Daniel Mahony is a Senior Physiotherapist in rural Western Australia having completed a Bachelor of Physiotherapy and a Graduate Diploma in Health Services Management.  He is currently the Rural Representative on the Australian Physiotherapy Association (APA) National Advisory Council and a former Board Member of Services for Australian Rural and Remote Allied Health (SARRAH).  In 2013 he was Finalist in the HESTA Primary Health Care Awards Young Leader Category is a Life Member of the National Rural Health Students’ Network.  In his spare time he enjoys rowing, camping, cycling and is a Volunteer Fire and Rescue Officer.

Shannon Nott

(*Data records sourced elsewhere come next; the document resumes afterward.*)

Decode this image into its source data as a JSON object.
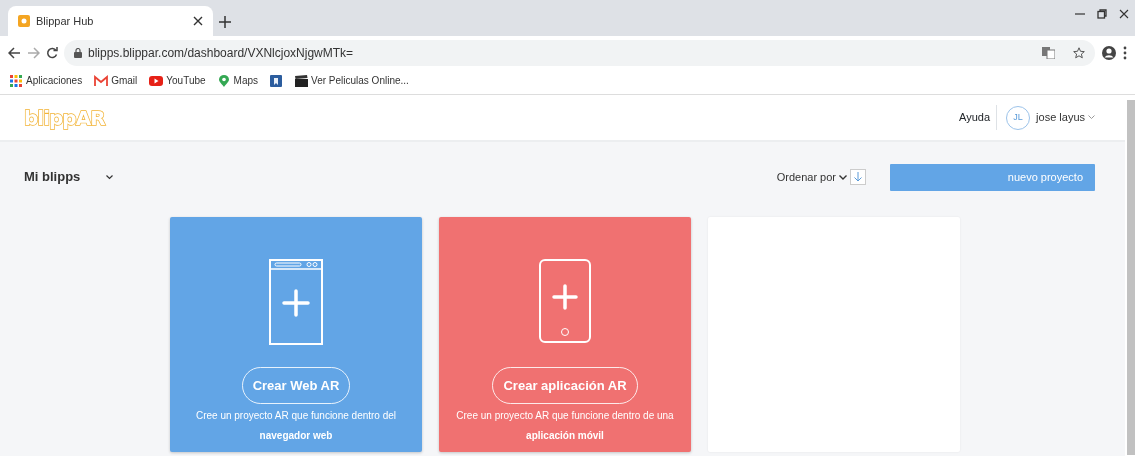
{
  "browser": {
    "tabs": [
      {
        "title": "Blippar Hub",
        "selected": true
      }
    ],
    "address": "blipps.blippar.com/dashboard/VXNlcjoxNjgwMTk=",
    "bookmarks": [
      {
        "kind": "apps",
        "label": "Aplicaciones"
      },
      {
        "kind": "gmail",
        "label": "Gmail"
      },
      {
        "kind": "youtube",
        "label": "YouTube"
      },
      {
        "kind": "maps",
        "label": "Maps"
      },
      {
        "kind": "square"
      },
      {
        "kind": "film",
        "label": "Ver Peliculas Online..."
      }
    ]
  },
  "header": {
    "logo": "blippAR",
    "help": "Ayuda",
    "user": {
      "initials": "JL",
      "name": "jose layus"
    }
  },
  "toolbar": {
    "title": "Mi blipps",
    "sort": "Ordenar por",
    "new_button": "nuevo proyecto"
  },
  "cards": [
    {
      "kind": "browser",
      "color": "#62a5e6",
      "button": "Crear Web AR",
      "description": "Cree un proyecto AR que funcione dentro del **navegador web**"
    },
    {
      "kind": "phone",
      "color": "#f07171",
      "button": "Crear aplicación AR",
      "description": "Cree un proyecto AR que funcione dentro de una **aplicación móvil**"
    },
    {
      "kind": "empty"
    }
  ]
}
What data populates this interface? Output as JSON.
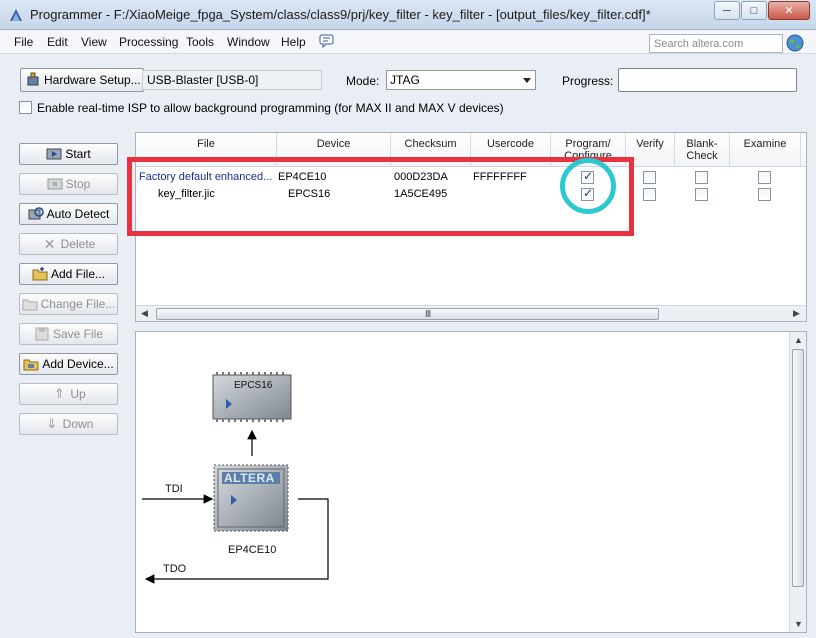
{
  "window": {
    "title": "Programmer - F:/XiaoMeige_fpga_System/class/class9/prj/key_filter - key_filter - [output_files/key_filter.cdf]*",
    "buttons": {
      "minimize": "─",
      "maximize": "□",
      "close": "✕"
    }
  },
  "menu": {
    "items": [
      "File",
      "Edit",
      "View",
      "Processing",
      "Tools",
      "Window",
      "Help"
    ],
    "search_placeholder": "Search altera.com"
  },
  "hardware": {
    "setup_label": "Hardware Setup...",
    "device_value": "USB-Blaster [USB-0]",
    "mode_label": "Mode:",
    "mode_value": "JTAG",
    "progress_label": "Progress:",
    "progress_value": 0,
    "isp_label": "Enable real-time ISP to allow background programming (for MAX II and MAX V devices)",
    "isp_checked": false
  },
  "left_buttons": [
    {
      "label": "Start",
      "enabled": true
    },
    {
      "label": "Stop",
      "enabled": false
    },
    {
      "label": "Auto Detect",
      "enabled": true
    },
    {
      "label": "Delete",
      "enabled": false
    },
    {
      "label": "Add File...",
      "enabled": true
    },
    {
      "label": "Change File...",
      "enabled": false
    },
    {
      "label": "Save File",
      "enabled": false
    },
    {
      "label": "Add Device...",
      "enabled": true
    },
    {
      "label": "Up",
      "enabled": false
    },
    {
      "label": "Down",
      "enabled": false
    }
  ],
  "table": {
    "columns": [
      "File",
      "Device",
      "Checksum",
      "Usercode",
      "Program/\nConfigure",
      "Verify",
      "Blank-\nCheck",
      "Examine"
    ],
    "rows": [
      {
        "file": "Factory default enhanced...",
        "device": "EP4CE10",
        "checksum": "000D23DA",
        "usercode": "FFFFFFFF",
        "program": true,
        "verify": false,
        "blank": false,
        "examine": false
      },
      {
        "file": "key_filter.jic",
        "device": "EPCS16",
        "checksum": "1A5CE495",
        "usercode": "",
        "program": true,
        "verify": false,
        "blank": false,
        "examine": false
      }
    ],
    "scroll_grip": "III"
  },
  "diagram": {
    "flash_label": "EPCS16",
    "fpga_label": "EP4CE10",
    "fpga_logo": "ALTERA",
    "tdi_label": "TDI",
    "tdo_label": "TDO"
  },
  "colors": {
    "highlight_box": "#e8323f",
    "highlight_circle": "#2cc8d0",
    "link_text": "#1b2f8a"
  }
}
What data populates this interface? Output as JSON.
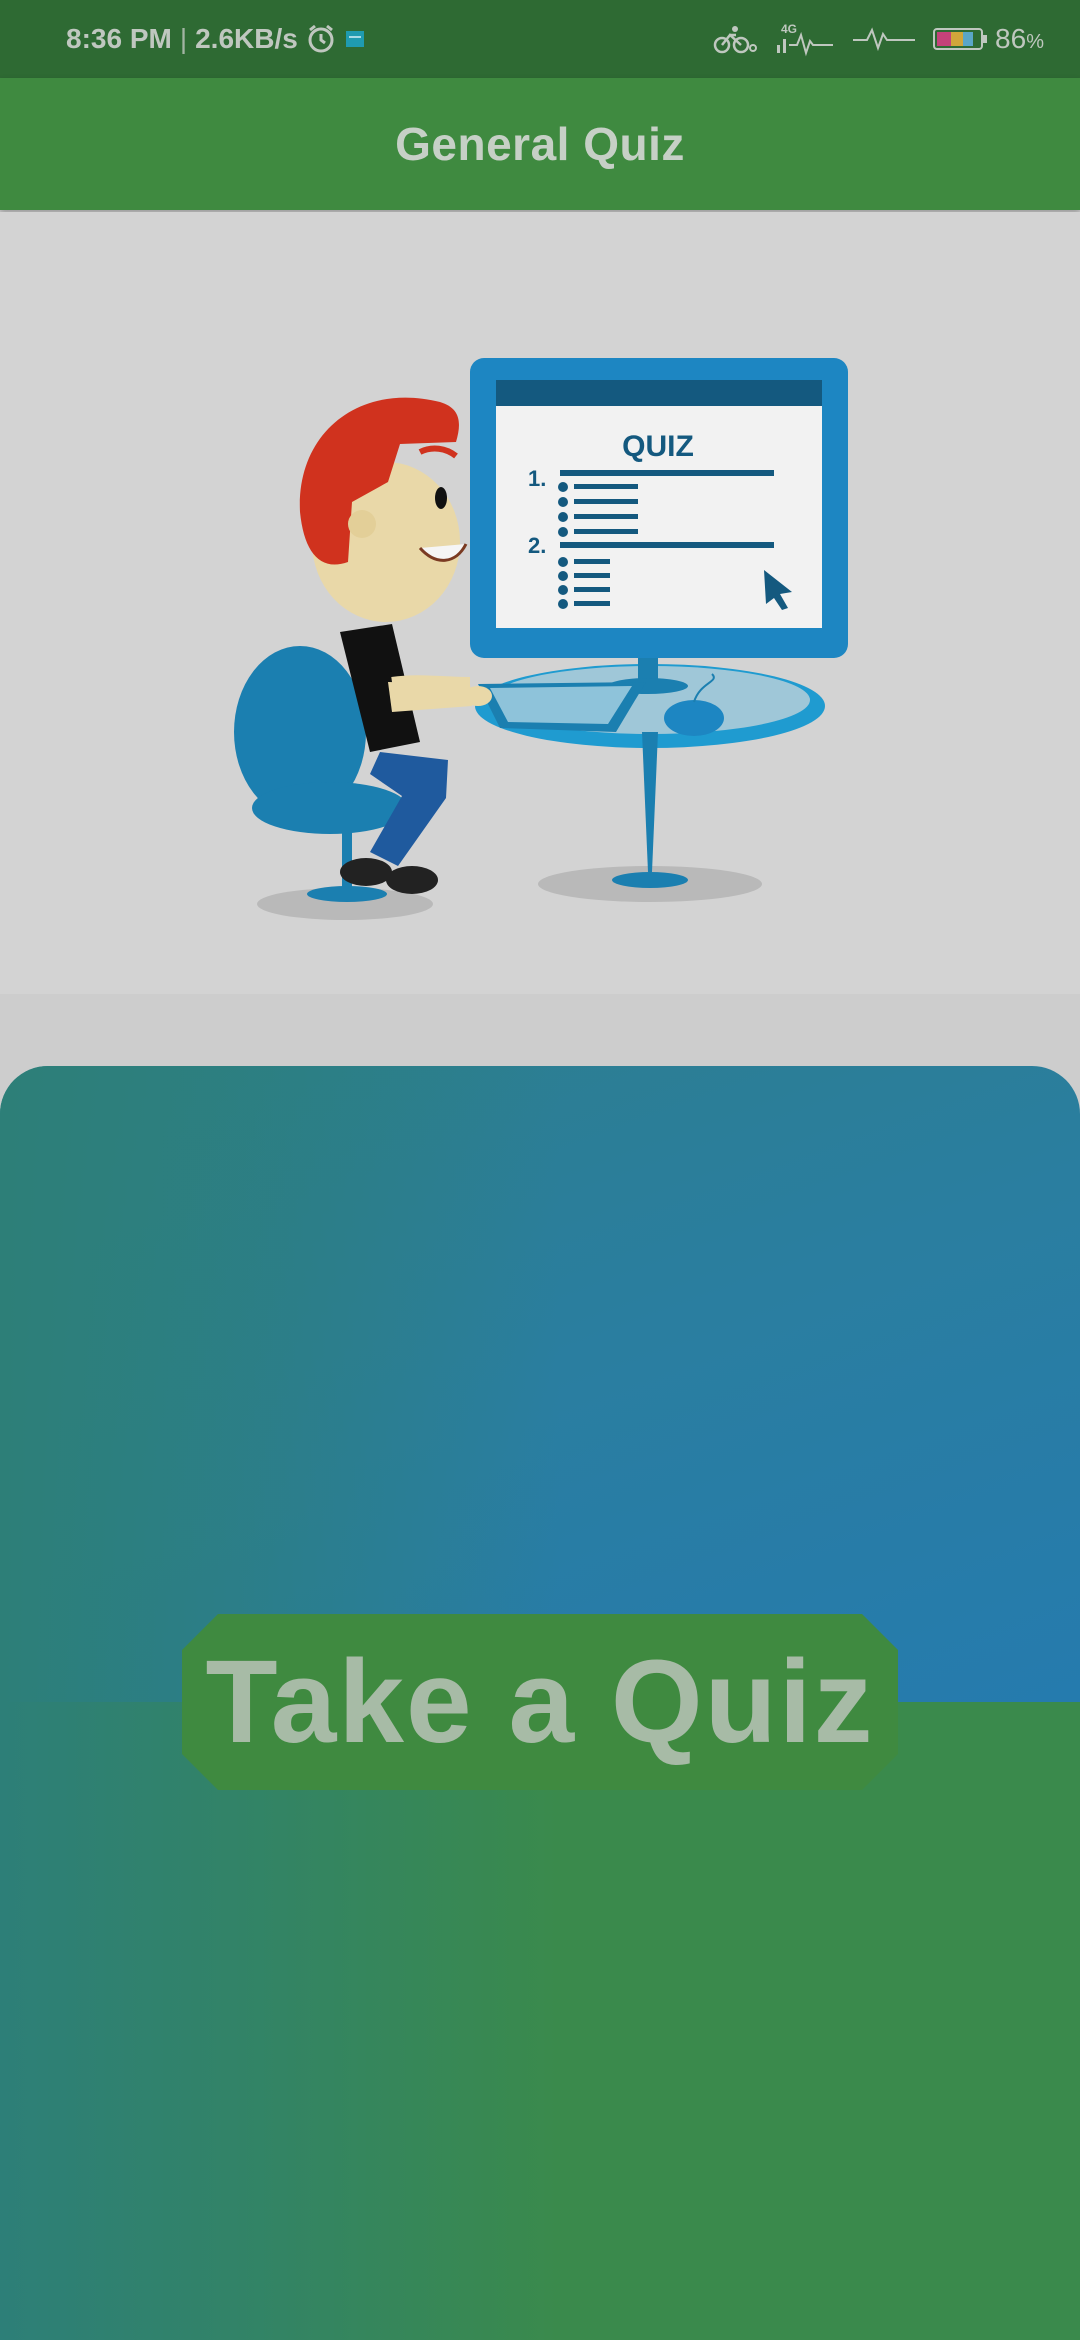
{
  "status_bar": {
    "time": "8:36 PM",
    "separator": "|",
    "speed": "2.6KB/s",
    "network": "4G",
    "battery_percent": "86",
    "battery_unit": "%",
    "icons": [
      "alarm-icon",
      "notification-icon",
      "cycling-icon",
      "signal-icon",
      "activity-icon",
      "battery-icon"
    ]
  },
  "app_bar": {
    "title": "General Quiz"
  },
  "illustration": {
    "screen_heading": "QUIZ",
    "item_1": "1.",
    "item_2": "2."
  },
  "quiz_button": {
    "label": "Take a Quiz"
  },
  "colors": {
    "status_bar": "#2e6a33",
    "app_bar": "#3f8a40",
    "card_top": "#2a7ea0",
    "card_bottom_green": "#3a8a4c",
    "button": "#3f8a40"
  }
}
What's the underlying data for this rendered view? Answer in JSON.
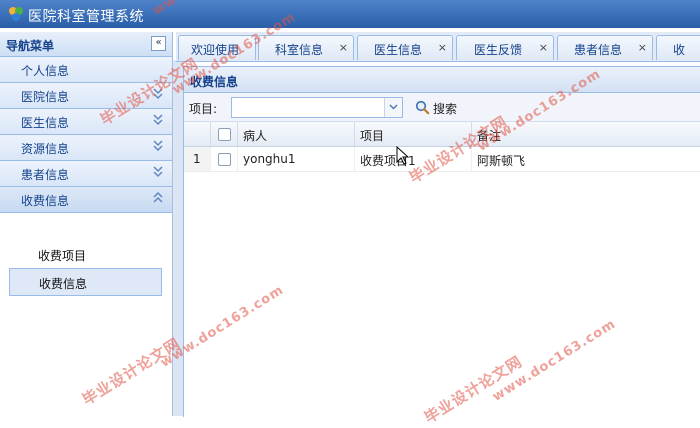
{
  "app": {
    "title": "医院科室管理系统"
  },
  "sidebar": {
    "title": "导航菜单",
    "collapse": "«",
    "items": [
      {
        "label": "个人信息",
        "chevron": "«"
      },
      {
        "label": "医院信息",
        "chevron": "«"
      },
      {
        "label": "医生信息",
        "chevron": "«"
      },
      {
        "label": "资源信息",
        "chevron": "«"
      },
      {
        "label": "患者信息",
        "chevron": "«"
      },
      {
        "label": "收费信息",
        "chevron": "«"
      }
    ],
    "subitems": [
      {
        "label": "收费项目"
      },
      {
        "label": "收费信息",
        "selected": true
      }
    ]
  },
  "tabs": [
    {
      "label": "欢迎使用",
      "close": ""
    },
    {
      "label": "科室信息",
      "close": "×"
    },
    {
      "label": "医生信息",
      "close": "×"
    },
    {
      "label": "医生反馈",
      "close": "×"
    },
    {
      "label": "患者信息",
      "close": "×"
    },
    {
      "label": "收",
      "close": ""
    }
  ],
  "panel": {
    "title": "收费信息"
  },
  "toolbar": {
    "field_label": "项目:",
    "field_value": "",
    "search_label": "搜索"
  },
  "grid": {
    "columns": [
      "病人",
      "项目",
      "备注"
    ],
    "rows": [
      {
        "num": "1",
        "patient": "yonghu1",
        "item": "收费项目1",
        "note": "阿斯顿飞"
      }
    ]
  },
  "watermarks": [
    "毕业设计论文网",
    "www.doc163.com"
  ],
  "colors": {
    "titlebar": "#2a5fa8",
    "accent": "#15428b",
    "border": "#99bbe8",
    "watermark": "#e25446"
  }
}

Shannon is currently a resident doctor working at Orange Health Service in Central West NSW.  He has a strong interest in health advocacy especially in rural, Indigenous and global health.  His work in health leadership has seen Shannon take on many different roles including Indigenous Officer for the Australian Medical Students’ Association, Co-Chair of National Rural Health Students’ Network, inaugural Co-Convenor of the National Rural Leadership Development Seminar, as well as founder of the Rural Appreciation Weekend.  His work in rural and remote health has seen him be awarded Medical Student of the Year 2009, Student Leader of the Year 2009, NSW state finalist for Young Australian of the Year 2010, and JMO of the Year runner up in 2012.  

Shanon's work within the field of leadership has seen him be the founding Co-Chair of Future Health Leaders, a role which he has served since 2011.  He currently also sits on various councils and committees including the NSW Australia Day Council and the Minister's Men's Health Advisory Group.

Dr Shannon Nott is a double Masters (Public Health/Health Management) student and junior doctor working throughout rural Australia.  He was one of the founding Co-Chairs of Future Health Leaders in 2011 and has interests in rural and remote health, Indigenous health and health leadership.  Shannon spent 2014 researching telehealth in rural and remote Alaska, Canada and Brazil as part of his Churchill Fellowship.  He has significant leadership experience evidenced by multiple awards including Finalist for NSW Young Australian of the Year (2010), Runner-up for the Australia Medical Association’s Junior Doctor of the Year (2012), and Rural Doctors’ Association of Australia Medical Student of the Year (2009).  Shannon is also a member for the Australia Day Council for NSW and sits on committees within the Agency for Clinical Innovation and the Clinical Excellence Commission.

Michelle Cripps

Michelle Cripps is the Major Gifts Manager for the Women’s & Children’s Hospital Foundation in Adelaide. Prior to joining the foundation, Michelle managed the secretariat for FHL as part of Health Workforce Australia and managed the HWA 2014 national conference. Having also worked in education, event development and for local, state and federal governments, Michelle brings a wide range of knowledge and experience across the private, public and not-for-profit sectors to the board.

Simon Willcock

Simon Willcock is a general practitioner who has worked in both rural and urban NSW.  He is based at the University of Sydney, and his educational and research interests include musculoskeletal medicine, the health of doctors and generational change in the medical workforce.

Simon is the Chairman of Avant Mutual Group, and a Director of the Northern Sydney Medicare Local. He is a Director and immediate past Chair of the Confederation of Postgraduate medical Councils (CPMEC). Recent roles include Chair of General Practice Education and Training (GPET) and independent Board member of Health Workforce Australia. Simon works in clinical General Practice 2 days per week.

Sue Page

Dr Sue Page is a former President of the Rural Doctors Association of Australia and has held a variety of State and Federal Ministerial Advisory roles including for Mental Health, Drug & Alcohol, Medical Indemnity, Pharmacy Professional Programs, Medical Workforce, NSW Clinical Excellence Commission and the NSW Commission of Audit. She is a current Board member of NCGPT, the National Rural Faculty of RACGP, and a member of MSAC. 

To contact us, please email chairs@futurehealthleaders.org.au